Search the material for "this" and copy each line in which it is found.

[Opening RECORDS FOR THE EXERCISE section]

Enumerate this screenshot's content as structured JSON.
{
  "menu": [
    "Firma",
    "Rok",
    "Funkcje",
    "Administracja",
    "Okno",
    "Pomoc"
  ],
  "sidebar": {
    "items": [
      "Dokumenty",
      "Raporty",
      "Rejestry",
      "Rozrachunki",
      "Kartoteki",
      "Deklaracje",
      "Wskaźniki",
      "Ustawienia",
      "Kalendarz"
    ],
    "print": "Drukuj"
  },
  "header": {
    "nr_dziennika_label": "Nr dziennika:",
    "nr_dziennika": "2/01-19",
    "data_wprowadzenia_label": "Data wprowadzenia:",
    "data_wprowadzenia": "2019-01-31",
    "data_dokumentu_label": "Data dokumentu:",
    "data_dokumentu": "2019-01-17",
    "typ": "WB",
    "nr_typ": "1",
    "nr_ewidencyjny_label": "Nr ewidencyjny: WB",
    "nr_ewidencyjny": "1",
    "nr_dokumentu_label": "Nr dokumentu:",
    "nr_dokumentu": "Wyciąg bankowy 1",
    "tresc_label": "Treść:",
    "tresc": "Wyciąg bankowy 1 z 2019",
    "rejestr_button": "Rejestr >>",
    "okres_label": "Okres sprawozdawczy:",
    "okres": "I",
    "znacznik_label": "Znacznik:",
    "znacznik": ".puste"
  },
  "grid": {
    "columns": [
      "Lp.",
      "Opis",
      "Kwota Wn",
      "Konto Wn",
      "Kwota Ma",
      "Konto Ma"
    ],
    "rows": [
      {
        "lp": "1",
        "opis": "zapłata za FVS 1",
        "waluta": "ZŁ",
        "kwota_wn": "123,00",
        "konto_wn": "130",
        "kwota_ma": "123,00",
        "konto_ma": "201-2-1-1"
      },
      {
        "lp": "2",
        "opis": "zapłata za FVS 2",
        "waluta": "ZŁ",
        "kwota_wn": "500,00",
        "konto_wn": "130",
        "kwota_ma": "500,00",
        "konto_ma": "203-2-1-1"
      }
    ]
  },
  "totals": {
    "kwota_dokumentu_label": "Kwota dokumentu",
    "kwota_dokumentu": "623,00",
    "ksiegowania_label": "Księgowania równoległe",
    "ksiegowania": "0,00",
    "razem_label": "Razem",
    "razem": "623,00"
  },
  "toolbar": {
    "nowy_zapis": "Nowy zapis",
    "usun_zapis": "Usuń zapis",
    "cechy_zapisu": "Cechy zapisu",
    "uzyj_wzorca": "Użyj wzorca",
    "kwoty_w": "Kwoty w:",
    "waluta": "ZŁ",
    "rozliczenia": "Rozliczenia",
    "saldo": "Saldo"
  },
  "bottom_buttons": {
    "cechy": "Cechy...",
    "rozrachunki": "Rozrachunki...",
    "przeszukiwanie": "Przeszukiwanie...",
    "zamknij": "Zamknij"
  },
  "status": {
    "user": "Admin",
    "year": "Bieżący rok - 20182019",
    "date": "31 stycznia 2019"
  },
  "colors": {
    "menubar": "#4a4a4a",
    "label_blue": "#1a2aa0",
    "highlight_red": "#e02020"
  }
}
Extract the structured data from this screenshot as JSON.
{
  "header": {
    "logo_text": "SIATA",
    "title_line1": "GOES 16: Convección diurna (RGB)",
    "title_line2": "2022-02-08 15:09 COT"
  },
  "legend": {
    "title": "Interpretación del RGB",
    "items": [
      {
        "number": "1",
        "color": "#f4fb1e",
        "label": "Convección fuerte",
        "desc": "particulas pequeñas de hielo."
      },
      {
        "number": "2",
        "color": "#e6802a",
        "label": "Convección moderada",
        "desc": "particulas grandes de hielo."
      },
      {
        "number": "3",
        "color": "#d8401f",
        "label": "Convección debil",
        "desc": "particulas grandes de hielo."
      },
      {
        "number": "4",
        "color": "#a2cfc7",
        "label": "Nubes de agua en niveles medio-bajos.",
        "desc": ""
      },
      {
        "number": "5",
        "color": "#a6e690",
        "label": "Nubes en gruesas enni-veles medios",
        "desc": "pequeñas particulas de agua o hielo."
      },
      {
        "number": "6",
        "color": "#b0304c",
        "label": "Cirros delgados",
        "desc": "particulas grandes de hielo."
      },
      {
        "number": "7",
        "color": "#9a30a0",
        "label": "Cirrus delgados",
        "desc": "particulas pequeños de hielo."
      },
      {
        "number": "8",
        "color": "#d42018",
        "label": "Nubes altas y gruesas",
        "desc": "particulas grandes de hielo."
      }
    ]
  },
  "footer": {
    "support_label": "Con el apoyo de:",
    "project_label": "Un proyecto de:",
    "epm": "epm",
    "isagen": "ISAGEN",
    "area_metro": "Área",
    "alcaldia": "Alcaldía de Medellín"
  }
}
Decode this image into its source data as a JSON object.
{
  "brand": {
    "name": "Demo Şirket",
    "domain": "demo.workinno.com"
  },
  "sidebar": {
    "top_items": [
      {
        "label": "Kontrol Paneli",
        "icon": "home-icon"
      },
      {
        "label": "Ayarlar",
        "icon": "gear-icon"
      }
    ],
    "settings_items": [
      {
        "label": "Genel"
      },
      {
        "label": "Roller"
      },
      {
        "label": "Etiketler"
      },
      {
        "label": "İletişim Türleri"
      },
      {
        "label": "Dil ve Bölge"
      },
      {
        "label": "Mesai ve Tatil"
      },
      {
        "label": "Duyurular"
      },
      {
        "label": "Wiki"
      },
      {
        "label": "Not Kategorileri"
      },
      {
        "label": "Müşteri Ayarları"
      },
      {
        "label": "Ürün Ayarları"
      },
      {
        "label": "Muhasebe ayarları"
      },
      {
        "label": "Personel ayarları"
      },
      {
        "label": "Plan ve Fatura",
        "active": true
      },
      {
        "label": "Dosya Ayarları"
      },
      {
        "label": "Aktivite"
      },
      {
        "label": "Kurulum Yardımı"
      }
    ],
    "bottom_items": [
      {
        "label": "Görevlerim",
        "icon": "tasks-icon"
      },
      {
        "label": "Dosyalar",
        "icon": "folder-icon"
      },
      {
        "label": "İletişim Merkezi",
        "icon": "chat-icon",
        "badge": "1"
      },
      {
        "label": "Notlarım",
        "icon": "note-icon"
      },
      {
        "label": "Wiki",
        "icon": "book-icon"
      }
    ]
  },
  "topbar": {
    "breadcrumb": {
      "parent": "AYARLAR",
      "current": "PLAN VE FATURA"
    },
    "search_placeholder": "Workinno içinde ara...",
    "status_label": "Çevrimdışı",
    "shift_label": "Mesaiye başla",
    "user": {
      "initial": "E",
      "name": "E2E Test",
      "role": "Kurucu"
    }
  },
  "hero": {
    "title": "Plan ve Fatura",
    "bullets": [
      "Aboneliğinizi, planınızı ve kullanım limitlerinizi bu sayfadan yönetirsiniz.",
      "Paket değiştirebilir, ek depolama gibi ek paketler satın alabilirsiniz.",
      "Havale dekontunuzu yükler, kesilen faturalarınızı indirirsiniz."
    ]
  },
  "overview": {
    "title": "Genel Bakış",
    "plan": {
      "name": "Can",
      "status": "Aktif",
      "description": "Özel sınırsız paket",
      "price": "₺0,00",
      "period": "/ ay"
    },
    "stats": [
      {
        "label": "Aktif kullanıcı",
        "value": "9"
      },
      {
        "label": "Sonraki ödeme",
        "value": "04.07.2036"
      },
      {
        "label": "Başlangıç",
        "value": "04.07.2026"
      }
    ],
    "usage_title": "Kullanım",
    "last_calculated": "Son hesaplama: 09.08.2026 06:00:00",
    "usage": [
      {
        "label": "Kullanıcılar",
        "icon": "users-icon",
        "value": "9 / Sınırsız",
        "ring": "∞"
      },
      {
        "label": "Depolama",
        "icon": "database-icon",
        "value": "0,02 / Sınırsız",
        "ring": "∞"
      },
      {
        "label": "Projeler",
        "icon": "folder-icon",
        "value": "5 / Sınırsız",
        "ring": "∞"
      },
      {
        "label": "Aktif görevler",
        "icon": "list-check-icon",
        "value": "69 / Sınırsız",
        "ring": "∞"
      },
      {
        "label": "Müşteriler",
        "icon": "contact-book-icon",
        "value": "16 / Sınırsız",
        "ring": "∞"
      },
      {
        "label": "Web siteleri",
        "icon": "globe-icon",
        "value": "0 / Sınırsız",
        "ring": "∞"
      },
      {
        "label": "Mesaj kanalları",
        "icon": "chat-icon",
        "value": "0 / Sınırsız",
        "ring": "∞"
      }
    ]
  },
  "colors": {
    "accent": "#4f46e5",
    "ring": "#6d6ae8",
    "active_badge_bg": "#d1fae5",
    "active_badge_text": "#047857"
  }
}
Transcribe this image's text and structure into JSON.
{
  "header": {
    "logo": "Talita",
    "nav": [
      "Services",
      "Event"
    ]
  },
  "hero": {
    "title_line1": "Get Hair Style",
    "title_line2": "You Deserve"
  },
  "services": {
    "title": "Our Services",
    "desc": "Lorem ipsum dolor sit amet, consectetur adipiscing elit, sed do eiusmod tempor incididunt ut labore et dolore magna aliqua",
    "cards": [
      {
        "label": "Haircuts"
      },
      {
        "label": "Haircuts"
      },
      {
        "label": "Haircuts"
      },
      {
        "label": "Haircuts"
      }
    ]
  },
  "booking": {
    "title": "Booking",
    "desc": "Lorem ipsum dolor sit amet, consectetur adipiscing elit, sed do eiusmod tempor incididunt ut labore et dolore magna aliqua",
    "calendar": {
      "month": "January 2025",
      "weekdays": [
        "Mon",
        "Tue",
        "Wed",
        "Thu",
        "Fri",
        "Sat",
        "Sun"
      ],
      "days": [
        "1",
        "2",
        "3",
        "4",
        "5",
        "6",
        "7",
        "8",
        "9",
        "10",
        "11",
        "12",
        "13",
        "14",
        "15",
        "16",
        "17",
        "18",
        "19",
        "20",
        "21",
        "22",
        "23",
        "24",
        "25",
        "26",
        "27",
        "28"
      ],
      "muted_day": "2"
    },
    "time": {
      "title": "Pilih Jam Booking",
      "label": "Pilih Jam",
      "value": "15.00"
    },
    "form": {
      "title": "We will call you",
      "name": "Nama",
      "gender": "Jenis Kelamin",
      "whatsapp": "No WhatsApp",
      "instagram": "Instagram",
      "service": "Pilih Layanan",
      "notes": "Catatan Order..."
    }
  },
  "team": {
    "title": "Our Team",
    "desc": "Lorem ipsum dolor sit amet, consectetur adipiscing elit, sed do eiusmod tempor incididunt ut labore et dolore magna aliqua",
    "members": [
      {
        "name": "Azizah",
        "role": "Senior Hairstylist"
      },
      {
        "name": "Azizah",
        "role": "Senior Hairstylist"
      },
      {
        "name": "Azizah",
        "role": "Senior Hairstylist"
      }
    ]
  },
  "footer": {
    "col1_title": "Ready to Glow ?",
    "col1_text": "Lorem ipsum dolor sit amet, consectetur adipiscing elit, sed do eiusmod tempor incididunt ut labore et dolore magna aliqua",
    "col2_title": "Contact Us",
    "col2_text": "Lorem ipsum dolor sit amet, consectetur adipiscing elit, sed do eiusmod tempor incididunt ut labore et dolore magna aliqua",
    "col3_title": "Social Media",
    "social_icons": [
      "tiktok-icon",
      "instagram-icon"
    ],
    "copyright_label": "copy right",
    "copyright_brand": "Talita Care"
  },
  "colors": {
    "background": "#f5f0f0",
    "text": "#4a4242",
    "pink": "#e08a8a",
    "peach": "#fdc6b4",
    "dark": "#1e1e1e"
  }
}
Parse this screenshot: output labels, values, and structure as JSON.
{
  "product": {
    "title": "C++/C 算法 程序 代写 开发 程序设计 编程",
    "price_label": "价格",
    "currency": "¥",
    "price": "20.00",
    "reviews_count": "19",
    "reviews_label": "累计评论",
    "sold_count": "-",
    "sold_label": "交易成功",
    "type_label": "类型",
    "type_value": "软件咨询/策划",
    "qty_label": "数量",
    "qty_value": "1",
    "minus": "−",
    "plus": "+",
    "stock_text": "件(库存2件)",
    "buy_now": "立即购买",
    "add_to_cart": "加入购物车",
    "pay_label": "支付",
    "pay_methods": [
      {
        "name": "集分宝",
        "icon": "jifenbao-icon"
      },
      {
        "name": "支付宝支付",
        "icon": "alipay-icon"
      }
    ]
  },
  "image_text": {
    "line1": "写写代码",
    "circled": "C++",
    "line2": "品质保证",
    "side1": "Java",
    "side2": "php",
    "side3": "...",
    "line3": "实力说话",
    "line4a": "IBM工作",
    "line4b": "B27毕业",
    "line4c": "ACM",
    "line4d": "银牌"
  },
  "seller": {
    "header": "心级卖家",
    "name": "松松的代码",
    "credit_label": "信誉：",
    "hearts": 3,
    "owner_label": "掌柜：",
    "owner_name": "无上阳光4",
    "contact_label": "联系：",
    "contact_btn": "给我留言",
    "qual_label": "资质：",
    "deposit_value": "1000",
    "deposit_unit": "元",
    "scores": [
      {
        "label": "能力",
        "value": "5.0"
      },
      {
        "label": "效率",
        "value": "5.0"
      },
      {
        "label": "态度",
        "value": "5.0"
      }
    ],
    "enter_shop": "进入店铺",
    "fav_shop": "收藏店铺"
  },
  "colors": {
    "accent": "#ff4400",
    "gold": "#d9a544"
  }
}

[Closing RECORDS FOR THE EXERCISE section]

> **TASK RESULT**:
Enumerate this screenshot's content as structured JSON.
Extract the structured data from this screenshot as JSON.
Decode this image into its source data as a JSON object.
Transcribe this image's text and structure into JSON.
Parse this screenshot: output labels, values, and structure as JSON.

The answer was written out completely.